#### WHAT YOU NEED TO DO:
In the data that follows, find each line containing "access" and copy it.

#### RECORDED DATA

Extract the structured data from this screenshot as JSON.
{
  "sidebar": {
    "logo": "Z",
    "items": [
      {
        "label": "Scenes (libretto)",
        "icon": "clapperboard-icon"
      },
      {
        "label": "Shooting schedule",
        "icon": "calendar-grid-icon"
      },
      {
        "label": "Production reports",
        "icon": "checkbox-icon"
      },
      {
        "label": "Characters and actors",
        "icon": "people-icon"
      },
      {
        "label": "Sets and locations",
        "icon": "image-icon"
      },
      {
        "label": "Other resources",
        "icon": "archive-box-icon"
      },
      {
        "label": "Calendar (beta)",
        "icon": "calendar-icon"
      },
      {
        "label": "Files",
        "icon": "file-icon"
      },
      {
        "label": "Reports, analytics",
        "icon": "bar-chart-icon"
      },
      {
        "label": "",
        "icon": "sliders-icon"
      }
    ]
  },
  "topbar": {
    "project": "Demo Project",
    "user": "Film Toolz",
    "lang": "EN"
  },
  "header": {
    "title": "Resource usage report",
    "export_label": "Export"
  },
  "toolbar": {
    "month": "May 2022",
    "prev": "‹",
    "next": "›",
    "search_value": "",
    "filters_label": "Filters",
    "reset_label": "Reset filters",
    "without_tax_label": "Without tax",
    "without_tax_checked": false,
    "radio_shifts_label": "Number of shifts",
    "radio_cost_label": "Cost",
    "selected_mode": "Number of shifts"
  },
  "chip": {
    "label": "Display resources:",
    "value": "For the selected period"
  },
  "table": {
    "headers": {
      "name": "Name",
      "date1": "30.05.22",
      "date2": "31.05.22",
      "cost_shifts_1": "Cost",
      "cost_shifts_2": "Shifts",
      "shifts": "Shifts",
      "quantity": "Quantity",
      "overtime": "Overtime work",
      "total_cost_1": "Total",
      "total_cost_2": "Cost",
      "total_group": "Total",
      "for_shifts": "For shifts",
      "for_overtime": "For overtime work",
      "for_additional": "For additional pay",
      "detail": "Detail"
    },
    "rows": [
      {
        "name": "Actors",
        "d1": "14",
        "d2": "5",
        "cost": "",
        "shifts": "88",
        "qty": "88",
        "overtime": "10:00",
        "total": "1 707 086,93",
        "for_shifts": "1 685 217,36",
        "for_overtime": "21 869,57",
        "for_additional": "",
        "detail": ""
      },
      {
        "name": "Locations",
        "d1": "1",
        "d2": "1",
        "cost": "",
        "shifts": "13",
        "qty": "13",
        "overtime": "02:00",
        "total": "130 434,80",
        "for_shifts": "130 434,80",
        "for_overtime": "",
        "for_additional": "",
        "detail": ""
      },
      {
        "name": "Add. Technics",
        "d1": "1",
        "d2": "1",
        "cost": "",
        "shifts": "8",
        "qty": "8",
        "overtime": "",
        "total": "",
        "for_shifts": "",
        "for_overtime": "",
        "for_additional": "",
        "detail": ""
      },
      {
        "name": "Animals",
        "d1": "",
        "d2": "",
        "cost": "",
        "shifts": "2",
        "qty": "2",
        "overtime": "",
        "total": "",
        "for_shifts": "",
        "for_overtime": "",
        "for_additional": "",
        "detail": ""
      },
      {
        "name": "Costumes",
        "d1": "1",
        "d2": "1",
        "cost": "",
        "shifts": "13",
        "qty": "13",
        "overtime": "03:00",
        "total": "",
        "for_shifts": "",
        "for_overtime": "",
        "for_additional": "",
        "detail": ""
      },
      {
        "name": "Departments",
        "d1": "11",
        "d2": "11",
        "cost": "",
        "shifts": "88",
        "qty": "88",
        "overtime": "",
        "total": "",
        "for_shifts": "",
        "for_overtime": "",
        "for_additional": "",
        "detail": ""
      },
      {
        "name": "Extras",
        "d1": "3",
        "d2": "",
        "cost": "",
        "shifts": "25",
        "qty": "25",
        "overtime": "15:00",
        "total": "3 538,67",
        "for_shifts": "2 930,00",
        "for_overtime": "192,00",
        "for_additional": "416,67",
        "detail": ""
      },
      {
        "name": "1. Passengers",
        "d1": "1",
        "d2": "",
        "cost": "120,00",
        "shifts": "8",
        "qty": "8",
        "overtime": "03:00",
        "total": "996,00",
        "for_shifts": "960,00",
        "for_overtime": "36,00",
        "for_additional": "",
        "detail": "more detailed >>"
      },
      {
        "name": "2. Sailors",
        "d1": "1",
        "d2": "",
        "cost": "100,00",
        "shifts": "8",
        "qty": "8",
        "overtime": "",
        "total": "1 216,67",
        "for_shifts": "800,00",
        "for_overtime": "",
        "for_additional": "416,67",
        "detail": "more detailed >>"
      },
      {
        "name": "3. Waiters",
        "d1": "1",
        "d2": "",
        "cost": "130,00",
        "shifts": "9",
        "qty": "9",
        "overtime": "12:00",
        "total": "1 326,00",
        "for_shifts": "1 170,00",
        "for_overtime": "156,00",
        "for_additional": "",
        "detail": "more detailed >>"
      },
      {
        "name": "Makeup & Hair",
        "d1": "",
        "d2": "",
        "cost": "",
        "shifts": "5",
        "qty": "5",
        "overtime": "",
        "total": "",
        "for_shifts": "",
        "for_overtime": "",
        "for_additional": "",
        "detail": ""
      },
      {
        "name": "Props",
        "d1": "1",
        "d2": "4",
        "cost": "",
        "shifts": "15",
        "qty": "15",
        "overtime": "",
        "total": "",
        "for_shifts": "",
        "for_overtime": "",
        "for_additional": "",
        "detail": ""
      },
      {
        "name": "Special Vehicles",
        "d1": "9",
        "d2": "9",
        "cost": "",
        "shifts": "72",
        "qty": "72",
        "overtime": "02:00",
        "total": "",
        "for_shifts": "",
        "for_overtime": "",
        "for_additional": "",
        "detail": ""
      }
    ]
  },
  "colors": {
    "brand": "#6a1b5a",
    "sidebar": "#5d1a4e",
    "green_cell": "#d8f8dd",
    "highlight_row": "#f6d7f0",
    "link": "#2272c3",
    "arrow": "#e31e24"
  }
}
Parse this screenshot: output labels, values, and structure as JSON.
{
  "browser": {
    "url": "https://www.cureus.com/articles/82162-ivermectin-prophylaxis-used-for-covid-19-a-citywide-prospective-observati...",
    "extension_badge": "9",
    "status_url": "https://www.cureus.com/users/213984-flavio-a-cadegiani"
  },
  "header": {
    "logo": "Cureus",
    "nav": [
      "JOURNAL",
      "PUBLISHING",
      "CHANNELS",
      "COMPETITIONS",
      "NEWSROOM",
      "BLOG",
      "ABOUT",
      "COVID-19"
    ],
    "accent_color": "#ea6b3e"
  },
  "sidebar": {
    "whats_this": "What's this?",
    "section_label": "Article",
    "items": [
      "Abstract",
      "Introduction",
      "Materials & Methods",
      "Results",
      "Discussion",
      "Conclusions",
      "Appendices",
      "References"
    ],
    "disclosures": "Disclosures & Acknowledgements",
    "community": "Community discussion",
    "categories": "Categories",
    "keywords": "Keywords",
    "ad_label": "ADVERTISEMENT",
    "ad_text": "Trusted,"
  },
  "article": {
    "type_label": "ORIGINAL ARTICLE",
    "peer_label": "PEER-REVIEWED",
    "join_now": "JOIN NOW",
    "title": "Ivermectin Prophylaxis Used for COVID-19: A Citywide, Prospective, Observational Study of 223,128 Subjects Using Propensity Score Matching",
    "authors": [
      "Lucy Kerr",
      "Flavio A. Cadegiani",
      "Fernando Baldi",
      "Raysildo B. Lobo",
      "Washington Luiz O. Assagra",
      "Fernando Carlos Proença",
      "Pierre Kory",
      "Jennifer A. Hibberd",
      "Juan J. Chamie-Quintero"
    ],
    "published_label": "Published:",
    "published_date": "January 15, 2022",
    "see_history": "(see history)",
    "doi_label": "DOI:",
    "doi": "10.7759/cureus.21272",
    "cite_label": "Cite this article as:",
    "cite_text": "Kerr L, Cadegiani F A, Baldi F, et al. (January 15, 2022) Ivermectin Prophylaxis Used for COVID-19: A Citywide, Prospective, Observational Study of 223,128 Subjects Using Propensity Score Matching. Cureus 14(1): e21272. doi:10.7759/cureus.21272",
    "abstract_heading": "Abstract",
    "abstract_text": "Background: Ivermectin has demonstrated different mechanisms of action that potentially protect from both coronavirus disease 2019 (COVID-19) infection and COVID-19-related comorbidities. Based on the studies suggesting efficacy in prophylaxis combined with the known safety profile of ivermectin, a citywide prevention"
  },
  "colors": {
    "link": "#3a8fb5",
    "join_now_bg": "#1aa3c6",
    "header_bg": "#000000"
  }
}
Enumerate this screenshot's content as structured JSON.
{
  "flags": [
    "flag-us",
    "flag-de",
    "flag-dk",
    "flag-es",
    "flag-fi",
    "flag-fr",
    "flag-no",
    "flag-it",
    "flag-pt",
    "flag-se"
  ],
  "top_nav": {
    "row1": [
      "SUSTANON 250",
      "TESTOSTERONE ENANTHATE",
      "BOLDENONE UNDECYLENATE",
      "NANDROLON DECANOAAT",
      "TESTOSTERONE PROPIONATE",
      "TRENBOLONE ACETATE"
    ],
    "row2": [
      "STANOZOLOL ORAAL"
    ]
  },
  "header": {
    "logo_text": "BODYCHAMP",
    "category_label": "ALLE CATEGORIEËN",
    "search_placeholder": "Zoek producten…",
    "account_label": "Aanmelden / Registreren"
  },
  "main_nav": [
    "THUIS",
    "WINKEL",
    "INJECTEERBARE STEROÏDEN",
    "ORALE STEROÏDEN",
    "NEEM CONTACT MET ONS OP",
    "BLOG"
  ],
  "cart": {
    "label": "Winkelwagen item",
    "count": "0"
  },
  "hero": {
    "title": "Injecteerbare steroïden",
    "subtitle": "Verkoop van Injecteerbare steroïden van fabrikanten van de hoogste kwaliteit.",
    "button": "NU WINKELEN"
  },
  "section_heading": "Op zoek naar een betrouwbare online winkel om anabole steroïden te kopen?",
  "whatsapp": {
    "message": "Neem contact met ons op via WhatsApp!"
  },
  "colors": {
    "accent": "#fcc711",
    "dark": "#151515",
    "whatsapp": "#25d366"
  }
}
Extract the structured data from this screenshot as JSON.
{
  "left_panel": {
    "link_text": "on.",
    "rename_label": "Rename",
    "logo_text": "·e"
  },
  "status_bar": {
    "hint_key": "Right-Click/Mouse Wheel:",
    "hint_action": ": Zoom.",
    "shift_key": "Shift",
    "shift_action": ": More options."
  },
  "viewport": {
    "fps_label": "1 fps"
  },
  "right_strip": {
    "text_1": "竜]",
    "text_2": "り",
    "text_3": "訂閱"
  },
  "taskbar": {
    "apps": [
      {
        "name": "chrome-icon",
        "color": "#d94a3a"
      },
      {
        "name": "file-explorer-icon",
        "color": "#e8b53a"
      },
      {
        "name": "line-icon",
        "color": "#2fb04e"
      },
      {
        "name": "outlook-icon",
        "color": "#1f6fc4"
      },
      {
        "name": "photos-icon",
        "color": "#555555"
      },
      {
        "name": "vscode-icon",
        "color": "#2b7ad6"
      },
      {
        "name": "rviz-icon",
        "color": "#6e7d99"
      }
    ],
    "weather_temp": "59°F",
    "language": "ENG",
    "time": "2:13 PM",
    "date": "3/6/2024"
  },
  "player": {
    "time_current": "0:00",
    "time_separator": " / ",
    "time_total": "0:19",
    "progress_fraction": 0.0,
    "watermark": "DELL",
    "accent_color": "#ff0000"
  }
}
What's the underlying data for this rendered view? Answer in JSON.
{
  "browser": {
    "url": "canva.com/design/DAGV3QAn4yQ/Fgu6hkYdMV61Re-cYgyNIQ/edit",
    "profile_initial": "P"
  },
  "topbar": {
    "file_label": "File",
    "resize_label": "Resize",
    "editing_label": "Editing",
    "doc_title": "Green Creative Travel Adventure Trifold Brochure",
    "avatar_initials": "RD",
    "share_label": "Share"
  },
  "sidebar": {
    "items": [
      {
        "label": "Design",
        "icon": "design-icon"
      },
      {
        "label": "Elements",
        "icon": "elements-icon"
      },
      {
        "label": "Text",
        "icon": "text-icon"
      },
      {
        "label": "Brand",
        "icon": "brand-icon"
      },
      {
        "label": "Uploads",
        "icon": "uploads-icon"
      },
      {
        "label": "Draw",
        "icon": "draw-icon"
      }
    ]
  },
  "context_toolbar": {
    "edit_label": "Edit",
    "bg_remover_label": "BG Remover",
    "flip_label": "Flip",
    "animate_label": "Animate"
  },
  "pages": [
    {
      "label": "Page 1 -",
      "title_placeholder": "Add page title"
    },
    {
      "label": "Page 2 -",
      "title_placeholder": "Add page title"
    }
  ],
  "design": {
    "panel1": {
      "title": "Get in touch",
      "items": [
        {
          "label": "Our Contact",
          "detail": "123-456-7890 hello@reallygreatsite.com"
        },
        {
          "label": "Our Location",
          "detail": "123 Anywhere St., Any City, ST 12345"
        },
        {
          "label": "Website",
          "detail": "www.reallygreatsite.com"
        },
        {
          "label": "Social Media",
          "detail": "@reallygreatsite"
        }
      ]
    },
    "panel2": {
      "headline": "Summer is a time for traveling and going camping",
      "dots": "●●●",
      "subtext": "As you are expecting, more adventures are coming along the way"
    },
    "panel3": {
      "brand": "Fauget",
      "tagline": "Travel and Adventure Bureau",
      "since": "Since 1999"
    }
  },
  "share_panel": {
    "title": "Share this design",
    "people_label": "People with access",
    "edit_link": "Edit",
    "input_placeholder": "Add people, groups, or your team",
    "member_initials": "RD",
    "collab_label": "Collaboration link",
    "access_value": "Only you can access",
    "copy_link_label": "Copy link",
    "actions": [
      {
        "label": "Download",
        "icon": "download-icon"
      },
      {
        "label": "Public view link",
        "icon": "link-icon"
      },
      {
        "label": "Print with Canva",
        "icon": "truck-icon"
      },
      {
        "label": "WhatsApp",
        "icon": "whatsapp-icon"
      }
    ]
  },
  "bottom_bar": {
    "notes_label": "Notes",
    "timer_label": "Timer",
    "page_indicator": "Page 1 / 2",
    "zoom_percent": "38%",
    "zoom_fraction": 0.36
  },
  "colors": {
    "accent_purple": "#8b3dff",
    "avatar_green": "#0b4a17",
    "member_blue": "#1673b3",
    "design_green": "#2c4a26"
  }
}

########

#### TASK ANSWER:
    "people_label": "People with access",
    "access_value": "Only you can access",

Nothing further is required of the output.